Although 50 percent of Minneapolis children are not ready for kindergarten when they start school, 100 percent of children graduating from Baby’s Space are prepared. In addition, all children at Baby’s Space are developmentally on track. Hennepin County found that Baby’s Space outperformed ten other Strong Beginnings programs. The county where Baby’s Space resides has found a revenue stream that counties in every locale can use to support the model. With 65 percent county funding and 35 percent grants, the Baby’s Space model has been adopted by three childcare centers in Minneapolis, and two sites in other areas have secured local funding to adopt the model. One will serve the White Earth Nation on the largest Indian reservation in Minnesota and the other will serve Duluth, the state’s second largest city. Terrie formed a consortium to support these five pilot sites, and plans to have 15 sites statewide by 2013. She will continue leveraging her national standing, contacts, speaking engagements, and contracts for training in early childhood and mental health to promote the model nationwide.

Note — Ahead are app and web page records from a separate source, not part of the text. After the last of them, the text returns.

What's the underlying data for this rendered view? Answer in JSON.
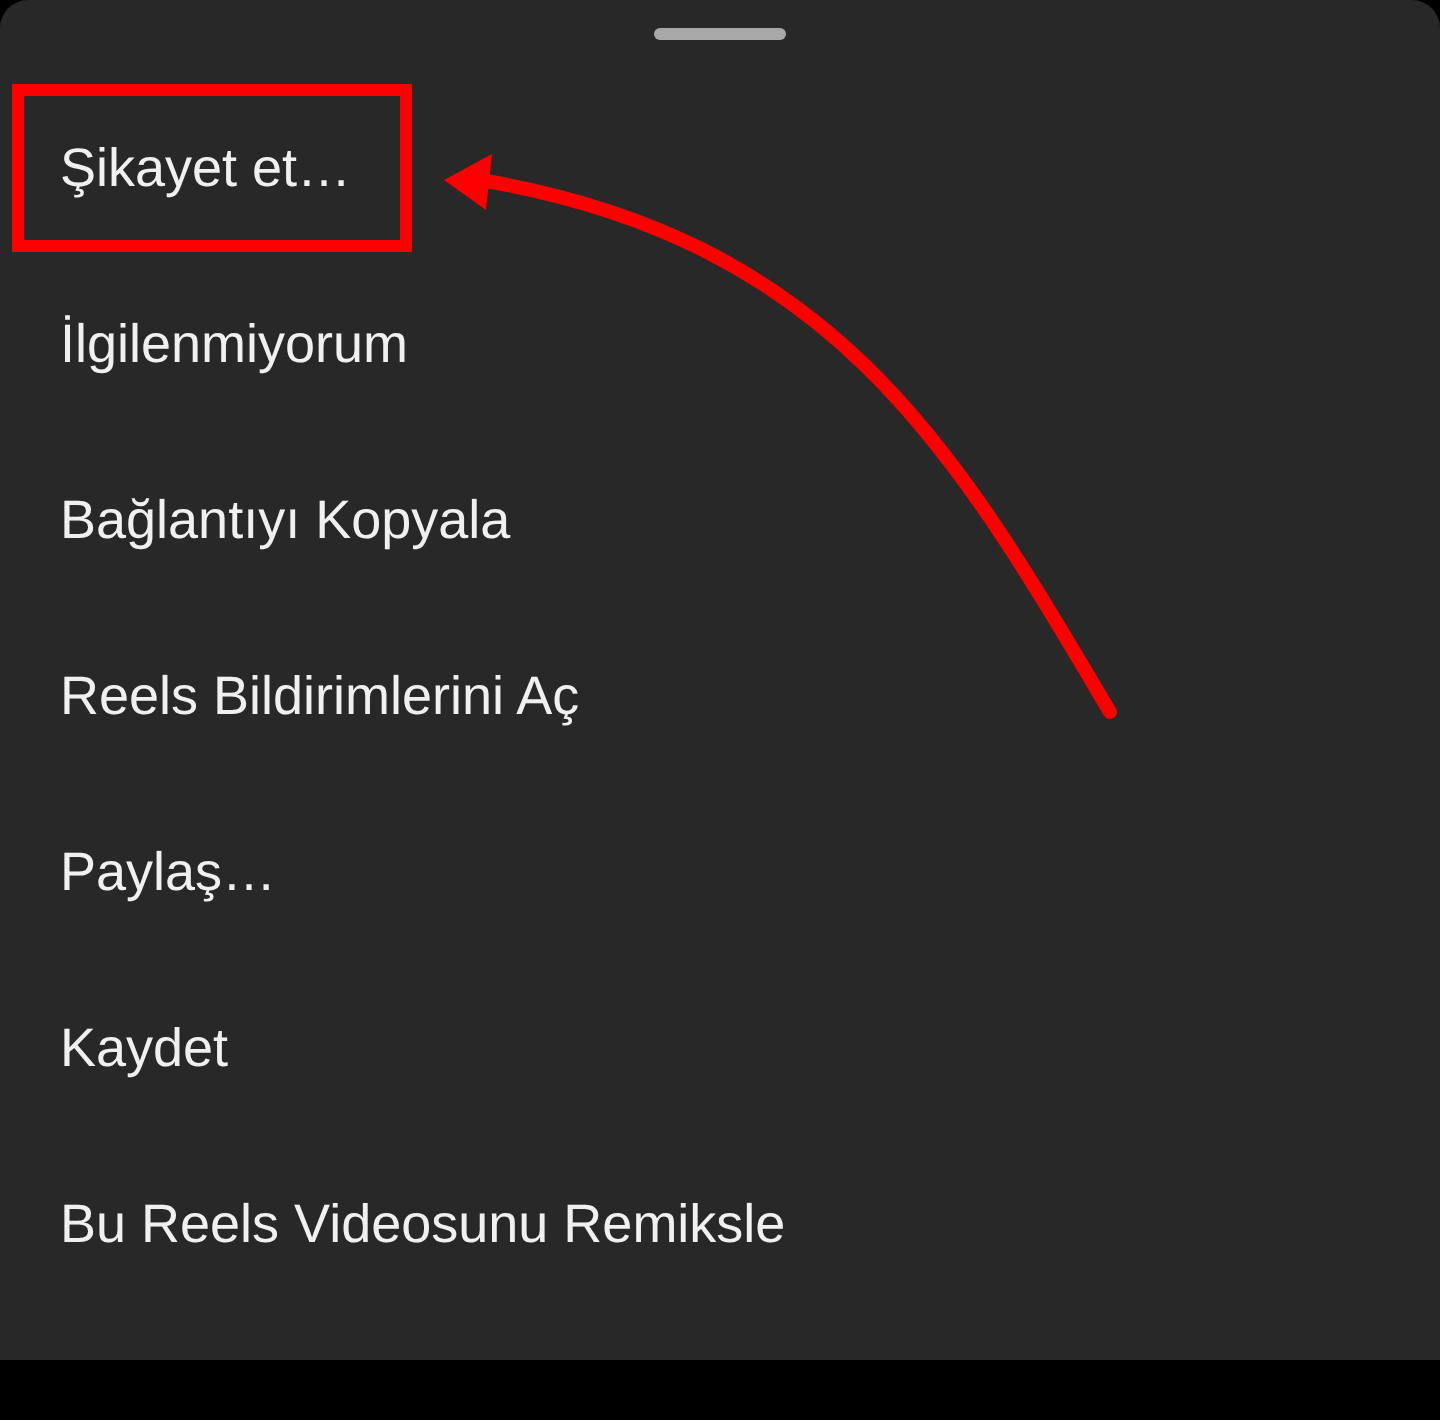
{
  "menu": {
    "items": [
      {
        "label": "Şikayet et…",
        "highlighted": true
      },
      {
        "label": "İlgilenmiyorum",
        "highlighted": false
      },
      {
        "label": "Bağlantıyı Kopyala",
        "highlighted": false
      },
      {
        "label": "Reels Bildirimlerini Aç",
        "highlighted": false
      },
      {
        "label": "Paylaş…",
        "highlighted": false
      },
      {
        "label": "Kaydet",
        "highlighted": false
      },
      {
        "label": "Bu Reels Videosunu Remiksle",
        "highlighted": false
      }
    ]
  }
}
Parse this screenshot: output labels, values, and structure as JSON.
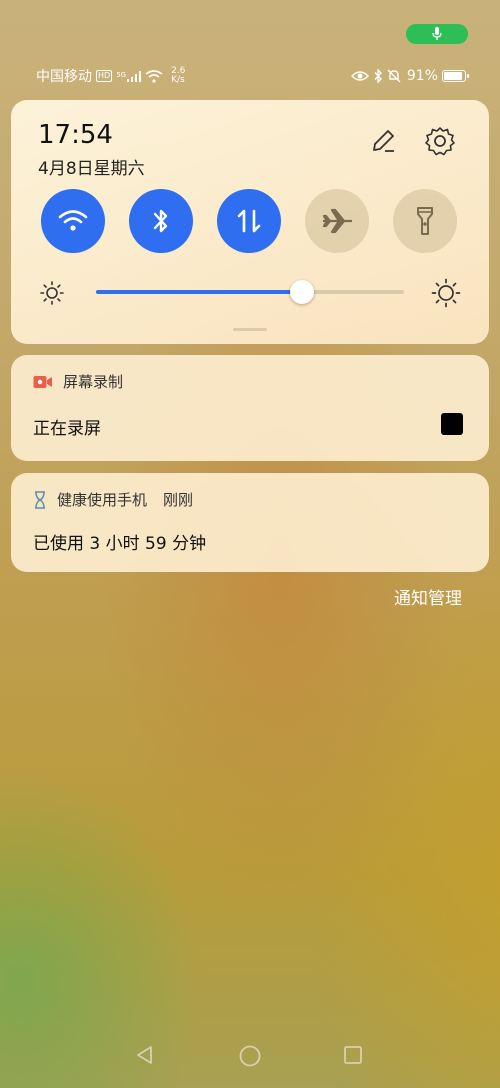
{
  "status_bar": {
    "carrier": "中国移动",
    "hd": "HD",
    "network": "5G",
    "speed_value": "2.6",
    "speed_unit": "K/s",
    "battery_percent": "91%",
    "battery_level": 0.91
  },
  "quick_settings": {
    "time": "17:54",
    "date": "4月8日星期六",
    "tiles": [
      {
        "name": "wifi",
        "on": true
      },
      {
        "name": "bluetooth",
        "on": true
      },
      {
        "name": "mobile-data",
        "on": true
      },
      {
        "name": "airplane-mode",
        "on": false
      },
      {
        "name": "flashlight",
        "on": false
      }
    ],
    "brightness_level": 0.67
  },
  "notifications": [
    {
      "app": "屏幕录制",
      "text": "正在录屏"
    },
    {
      "app": "健康使用手机",
      "time": "刚刚",
      "text": "已使用 3 小时 59 分钟"
    }
  ],
  "notification_manage_label": "通知管理",
  "colors": {
    "accent": "#2f6ef0",
    "mic_indicator": "#2dbe55",
    "record_icon": "#e8604c"
  }
}
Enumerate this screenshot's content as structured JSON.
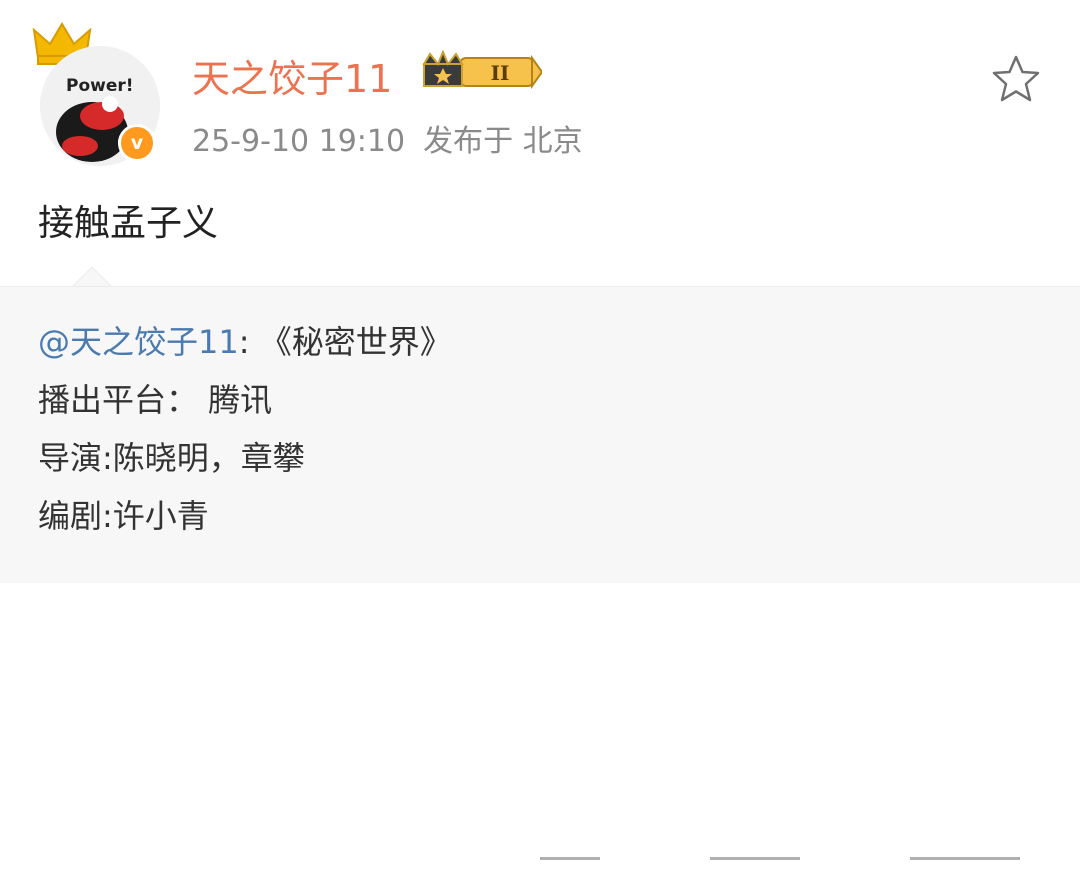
{
  "user": {
    "name": "天之饺子11",
    "avatar_caption": "Power!",
    "verified_badge": "v",
    "level_badge": "II"
  },
  "meta": {
    "time": "25-9-10 19:10",
    "location": "发布于 北京"
  },
  "post": {
    "text": "接触孟子义"
  },
  "repost": {
    "mention": "@天之饺子11",
    "title": ": 《秘密世界》",
    "line2": "播出平台： 腾讯",
    "line3": "导演:陈晓明，章攀",
    "line4": "编剧:许小青"
  },
  "colors": {
    "username": "#eb7350",
    "mention": "#4a7ab0",
    "repost_bg": "#f7f7f7"
  },
  "icons": {
    "favorite": "star-outline-icon",
    "crown": "crown-icon"
  }
}
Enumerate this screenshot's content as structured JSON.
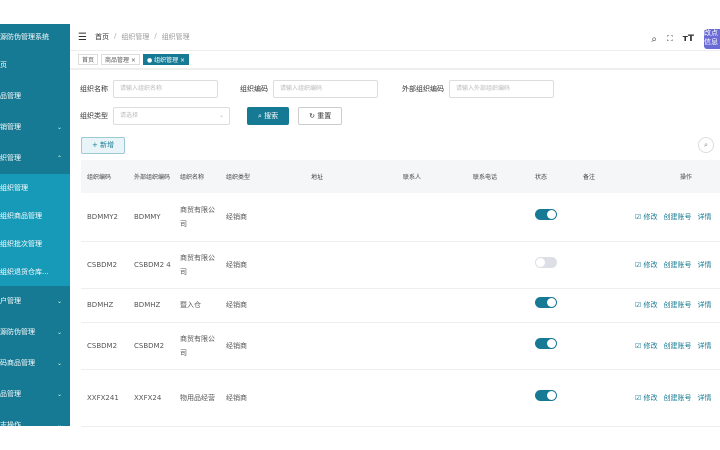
{
  "sidebar": {
    "title": "源防伪管理系统",
    "items": [
      {
        "label": "页"
      },
      {
        "label": "品管理"
      },
      {
        "label": "销管理",
        "chev": "⌄"
      },
      {
        "label": "织管理",
        "chev": "⌃"
      }
    ],
    "sub": [
      {
        "label": "组织管理"
      },
      {
        "label": "组织商品管理"
      },
      {
        "label": "组织批次管理"
      },
      {
        "label": "组织退货仓库..."
      }
    ],
    "items2": [
      {
        "label": "户管理",
        "chev": "⌄"
      },
      {
        "label": "源防伪管理",
        "chev": "⌄"
      },
      {
        "label": "码商品管理",
        "chev": "⌄"
      },
      {
        "label": "品管理",
        "chev": "⌄"
      },
      {
        "label": "志操作",
        "chev": "⌄"
      }
    ]
  },
  "header": {
    "breadcrumb": [
      "首页",
      "组织管理",
      "组织管理"
    ],
    "sep": "/",
    "avatar": "改点信息"
  },
  "tags": [
    {
      "label": "首页"
    },
    {
      "label": "商品管理 ×"
    },
    {
      "label": "● 组织管理 ×"
    }
  ],
  "form": {
    "name_label": "组织名称",
    "name_ph": "请输入组织名称",
    "code_label": "组织编码",
    "code_ph": "请输入组织编码",
    "ext_label": "外部组织编码",
    "ext_ph": "请输入外部组织编码",
    "type_label": "组织类型",
    "type_ph": "请选择",
    "search": "搜索",
    "reset": "重置",
    "add": "+ 新增"
  },
  "table": {
    "headers": [
      "组织编码",
      "外部组织编码",
      "组织名称",
      "组织类型",
      "地址",
      "联系人",
      "联系电话",
      "状态",
      "备注",
      "操作"
    ],
    "rows": [
      {
        "code": "BDMMY2",
        "ext": "BDMMY",
        "name": "商贸有限公司",
        "type": "经销商",
        "on": true
      },
      {
        "code": "CSBDM2",
        "ext": "CSBDM2 4",
        "name": "商贸有限公司",
        "type": "经销商",
        "on": false
      },
      {
        "code": "BDMHZ",
        "ext": "BDMHZ",
        "name": "暨入仓",
        "type": "经销商",
        "on": true
      },
      {
        "code": "CSBDM2",
        "ext": "CSBDM2",
        "name": "商贸有限公司",
        "type": "经销商",
        "on": true
      },
      {
        "code": "XXFX241",
        "ext": "XXFX24",
        "name": "物用品经营",
        "type": "经销商",
        "on": true
      }
    ],
    "ops": [
      "☑ 修改",
      "创建账号",
      "详情"
    ]
  }
}
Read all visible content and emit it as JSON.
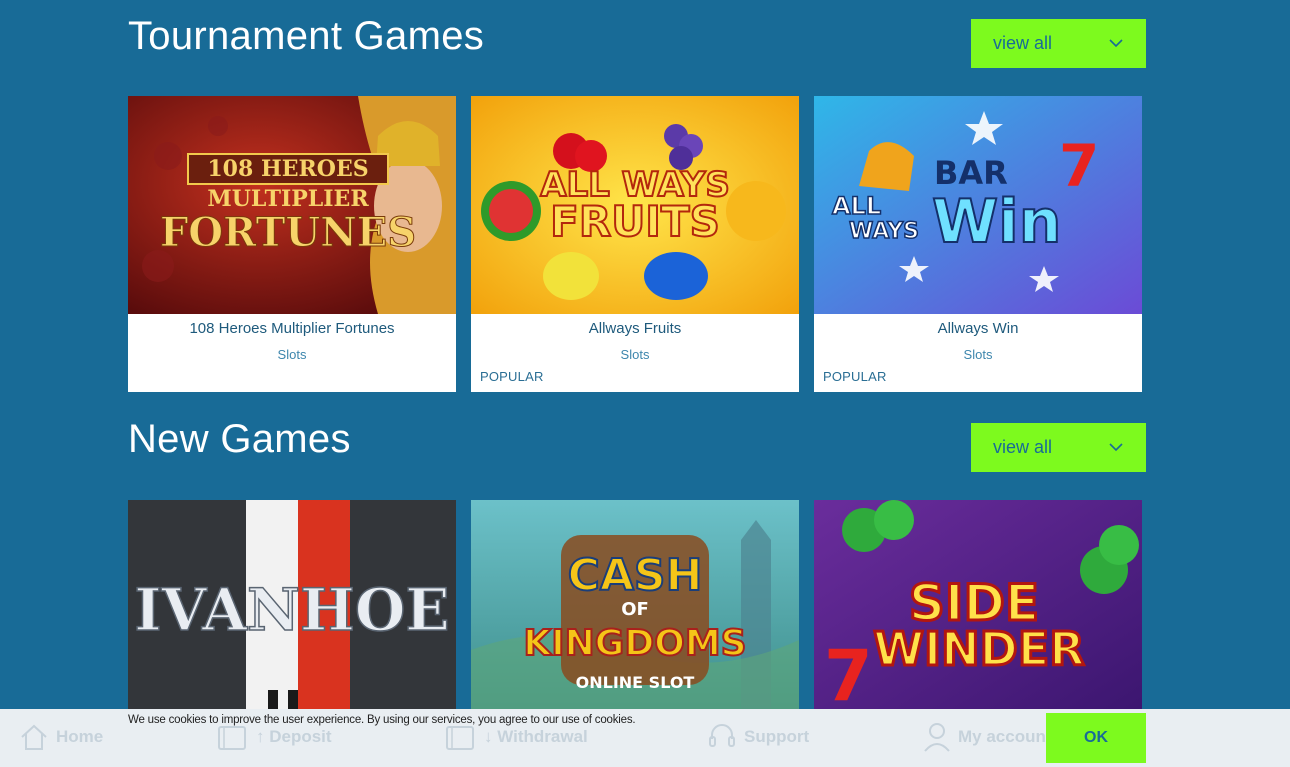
{
  "sections": [
    {
      "title": "Tournament Games",
      "view_all_label": "view all",
      "games": [
        {
          "name": "108 Heroes Multiplier Fortunes",
          "category": "Slots",
          "badge": "",
          "art_lines": [
            "108 HEROES",
            "MULTIPLIER",
            "FORTUNES"
          ]
        },
        {
          "name": "Allways Fruits",
          "category": "Slots",
          "badge": "POPULAR",
          "art_lines": [
            "ALL WAYS",
            "FRUITS"
          ]
        },
        {
          "name": "Allways Win",
          "category": "Slots",
          "badge": "POPULAR",
          "art_lines": [
            "BAR",
            "ALL",
            "WAYS",
            "Win"
          ]
        }
      ]
    },
    {
      "title": "New Games",
      "view_all_label": "view all",
      "games": [
        {
          "name": "",
          "category": "",
          "badge": "",
          "art_lines": [
            "IVANHOE"
          ]
        },
        {
          "name": "",
          "category": "",
          "badge": "",
          "art_lines": [
            "CASH",
            "OF",
            "KINGDOMS",
            "ONLINE SLOT"
          ]
        },
        {
          "name": "",
          "category": "",
          "badge": "",
          "art_lines": [
            "SIDE",
            "WINDER"
          ]
        }
      ]
    }
  ],
  "bottom_nav": {
    "items": [
      {
        "label": "Home",
        "icon": "home-icon"
      },
      {
        "label": "↑ Deposit",
        "icon": "wallet-icon"
      },
      {
        "label": "↓ Withdrawal",
        "icon": "wallet-icon"
      },
      {
        "label": "Support",
        "icon": "headset-icon"
      },
      {
        "label": "My accoun",
        "icon": "user-icon"
      }
    ]
  },
  "cookie": {
    "text": "We use cookies to improve the user experience. By using our services, you agree to our use of cookies.",
    "ok_label": "OK"
  },
  "colors": {
    "background": "#186b97",
    "accent": "#7dfa1e",
    "card": "#ffffff"
  }
}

Terrie is poised to build on the growing momentum of public and private interest in early childhood care. She raises awareness among policymakers, professionals, and the general public on the vast, untapped potential of quality early childcare and education. She is frequently invited to testify to state legislative committees and serves as an advisor to candidates for local, state, and national office. Terrie works with policymakers to develop long-range funding for programs using best practices in childcare. She also serves on the National Academy for State Health Policy committee for assuring better child health and development.
In the past three years, in partnership with state agencies, Terrie has trained over 500 mental health practitioners. One of six national ZERO TO THREE trainers, she is determined to leverage her position as a leader in this field to enlist policymakers and citizens in helping communities translate theory into action. The hallmark of her work is to take everything she knows based on research and best practices and do what it takes to make it happen at a community level. In a country of thousands of knowledgeable psychologists and educators, none until now had begun to resolve the problem of poor quality infant and toddler care and education.
Terrie excelled in 3D art forms—making her own clothes, designing costumes for high school musicals, and reupholstering sofas. Through her artistic endeavors, she learned that mistakes help inform new approaches—that if you work hard enough you’ll find a way, and that you can always change things for the better. Terrie often organized activities for neighborhood kids, from carnivals to fashion shows. Always at the top of her class, she earned money for extracurricular activities by working her way through high school.
At home, Terrie developed the skills and empathy that would lead to Baby’s Space. At Tufts University, her love of children led her to pursue child development with an emphasis on emotional health.
At a young age, Terrie married her high school sweetheart and had three children in three years. Even with her child development training, an engaged husband, financial resources, and supportive friends, raising three closely spaced children was the hardest thing Terrie had ever done. She could not understand how the welfare-to-work system could expect women in poverty do all of this with little or no support. Terrie set out to create a system to help parents achieve wholesome relationships with their children and contribute to their healthy development. What began as a project at the University of Minnesota became incorporated in 2006 as Baby’s Space—A Place to Grow, and later, the Tatanka Academy, so that from birth to 3rd grade, children from the most deprived circumstances have a strong start toward success in school and in life.